One of the more ingenious inventions to come out during the Great Shooty Things Panic of 2013 was GunBot — a handy little website that trawled through all the online stores to find who had ammo and how the prices compared across different sites. I used it constantly that year, and still use it when I need to find ammo. One website trying to replicate and improve on that site is Gunwatcher. But it’s more than just being a GunBot clone. They’ve gone and done something particularly slick: give them your address and they will tell you if your local Walmart has ammo in stock . . .
The 73 year old James Brady, former press secretary and former chair of the Brady Campaign to Reduce Gun Violence (re-named from the more accurate “Handgun Control, Inc.”), died earlier this week. Mr. Brady became a vocal advocate for forced civilian disarmament after being shot in an assassination attempt while serving as press secretary to President Ronald Reagan. Now, thirty-three years after the incident, James Brady has died and the medical examiner has ruled his death a homicide.
Apparently it isn’t enough that the Democrats continue to find new ways to prevent citizens from defending themselves with firearms. Now they also seem dead-set on making Americans even more vulnerable in an effort to stop the occasional well-equipped criminal. The latest brain storm by California Democrat Mike Honda would ban “civilians” in the United States from purchasing body armor.
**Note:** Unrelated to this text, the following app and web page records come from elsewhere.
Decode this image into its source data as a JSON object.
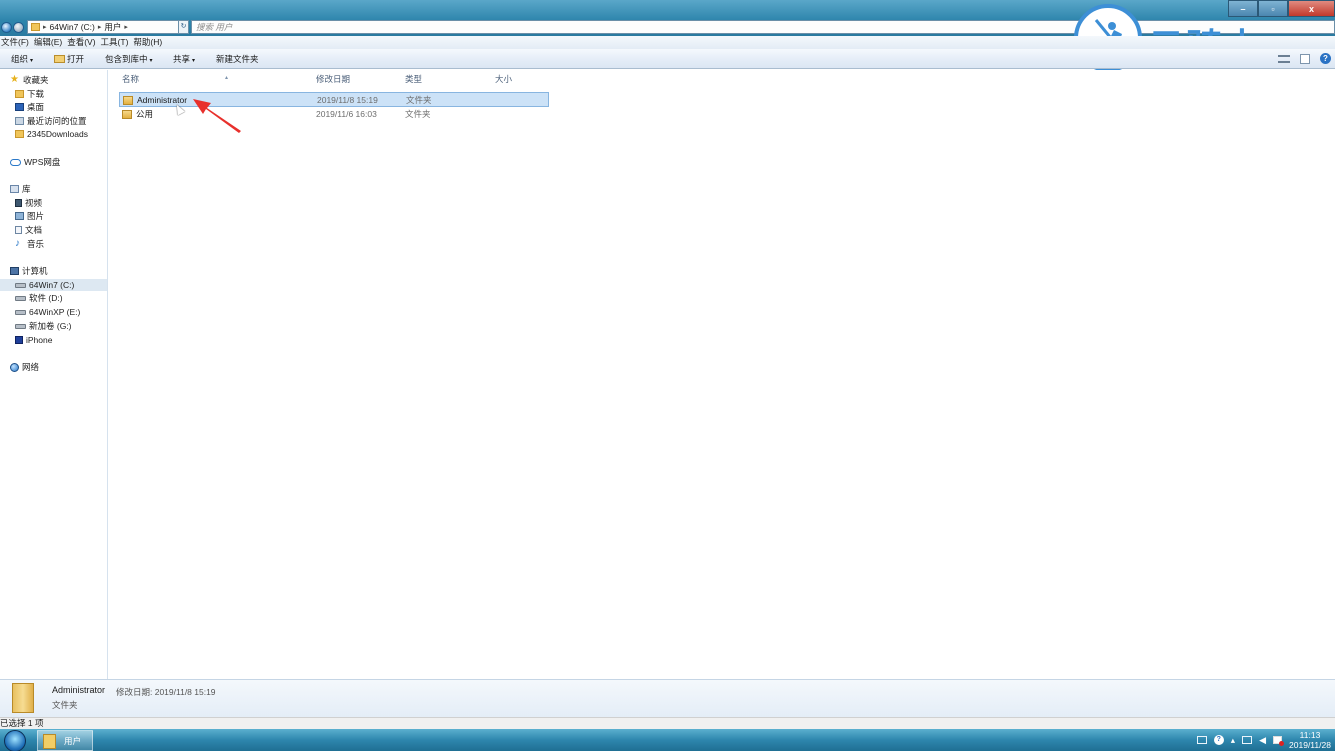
{
  "address": {
    "segments": [
      "64Win7 (C:)",
      "用户"
    ],
    "search_placeholder": "搜索 用户"
  },
  "window_buttons": {
    "minimize": "–",
    "maximize": "▫",
    "close": "x"
  },
  "watermark": {
    "text": "云骑士"
  },
  "menu": [
    "文件(F)",
    "编辑(E)",
    "查看(V)",
    "工具(T)",
    "帮助(H)"
  ],
  "toolbar": {
    "organize": "组织",
    "open": "打开",
    "include_in_library": "包含到库中",
    "share": "共享",
    "new_folder": "新建文件夹"
  },
  "nav": {
    "favorites": "收藏夹",
    "downloads": "下载",
    "desktop": "桌面",
    "recent": "最近访问的位置",
    "downloads2345": "2345Downloads",
    "wps": "WPS网盘",
    "libraries": "库",
    "videos": "视频",
    "pictures": "图片",
    "documents": "文档",
    "music": "音乐",
    "computer": "计算机",
    "drive_c": "64Win7  (C:)",
    "drive_d": "软件 (D:)",
    "drive_e": "64WinXP  (E:)",
    "drive_g": "新加卷 (G:)",
    "iphone": "iPhone",
    "network": "网络"
  },
  "columns": {
    "name": "名称",
    "modified": "修改日期",
    "type": "类型",
    "size": "大小"
  },
  "files": [
    {
      "name": "Administrator",
      "modified": "2019/11/8 15:19",
      "type": "文件夹",
      "selected": true
    },
    {
      "name": "公用",
      "modified": "2019/11/6 16:03",
      "type": "文件夹",
      "selected": false
    }
  ],
  "details": {
    "name": "Administrator",
    "meta": "修改日期: 2019/11/8 15:19",
    "type": "文件夹"
  },
  "status": "已选择 1 项",
  "taskbar": {
    "item_label": "用户",
    "time": "11:13",
    "date": "2019/11/28"
  },
  "colors": {
    "selection": "#cce2f7",
    "annotation_arrow": "#e8302c",
    "watermark": "#3d8fd6"
  }
}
The reason behind the move is ostensibly to discourage mass shooters from using body armor in their attacks, but we’ve seen how well that theory works. Just look at the success of “assault weapons,” so-called high capacity magazines capacity restrictions, waiting periods and firearms licensing and…the list goes on. The language being used to defend this proposal is eerily similar . . .
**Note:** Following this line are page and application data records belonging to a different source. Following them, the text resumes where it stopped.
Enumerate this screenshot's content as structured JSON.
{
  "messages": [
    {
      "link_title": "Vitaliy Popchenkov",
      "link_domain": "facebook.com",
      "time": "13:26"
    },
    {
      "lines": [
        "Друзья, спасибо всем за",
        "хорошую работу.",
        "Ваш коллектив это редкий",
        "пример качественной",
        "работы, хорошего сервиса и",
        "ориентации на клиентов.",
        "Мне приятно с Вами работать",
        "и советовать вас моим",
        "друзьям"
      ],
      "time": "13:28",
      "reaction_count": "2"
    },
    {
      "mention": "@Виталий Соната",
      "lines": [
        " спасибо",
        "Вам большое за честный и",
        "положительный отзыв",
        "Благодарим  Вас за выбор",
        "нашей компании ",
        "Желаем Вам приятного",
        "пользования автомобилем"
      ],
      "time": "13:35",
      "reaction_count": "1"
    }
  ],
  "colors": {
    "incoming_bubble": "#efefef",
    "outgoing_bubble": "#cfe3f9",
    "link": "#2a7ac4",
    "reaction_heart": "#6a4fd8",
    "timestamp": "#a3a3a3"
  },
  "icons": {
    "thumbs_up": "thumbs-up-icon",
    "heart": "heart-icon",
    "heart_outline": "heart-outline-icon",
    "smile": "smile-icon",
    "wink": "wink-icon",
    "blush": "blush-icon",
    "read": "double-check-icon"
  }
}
Walking up to the Imperial War Museum in London, the very first thing you see are…guns. Two massive honking deck guns from a battleship prominently displayed in the courtyard to be exact. From that introduction you wouldn’t be remiss in thinking that the rest of the museum would follow suit, but everywhere I went in the IWM, I felt a definite absence. There was one specific thing missing from the experience, and it was so blatantly obvious that even the little children scurrying around among the shredded hulks of enemy fighters and disassembled German rockets noted the absence. Somehow, there were no guns . . .
Shooting Illustrated had been pimping the Remington R51 hard. They put it on their cover, they gave it a glowing review, and even after a plethora of negative reviews of the firearm started coming out they issued a full-throated defense of their actions and conclusions. As I noted, this situation is the clearest illustration of the lack of integrity among dead tree publications. But there’s now a problem: even Remington admits the R51 was a debacle. In light of that new development, Shooting Illustrated had this to say . . .
We have been chronicling the incredible failure that is the Remington R51 for quite some time now. The story took its latest turn yesterday when Remington
recalled offered to replace all R51s sold to date. The story started with such promise, but as the rosy marketing hype gave way to the terrible reality of the finished product there was one question we kept asking ourselves: how did this thing ever get made? According to our sources, it looks like production may have started over the fervent objections of the people who designed the gun . . .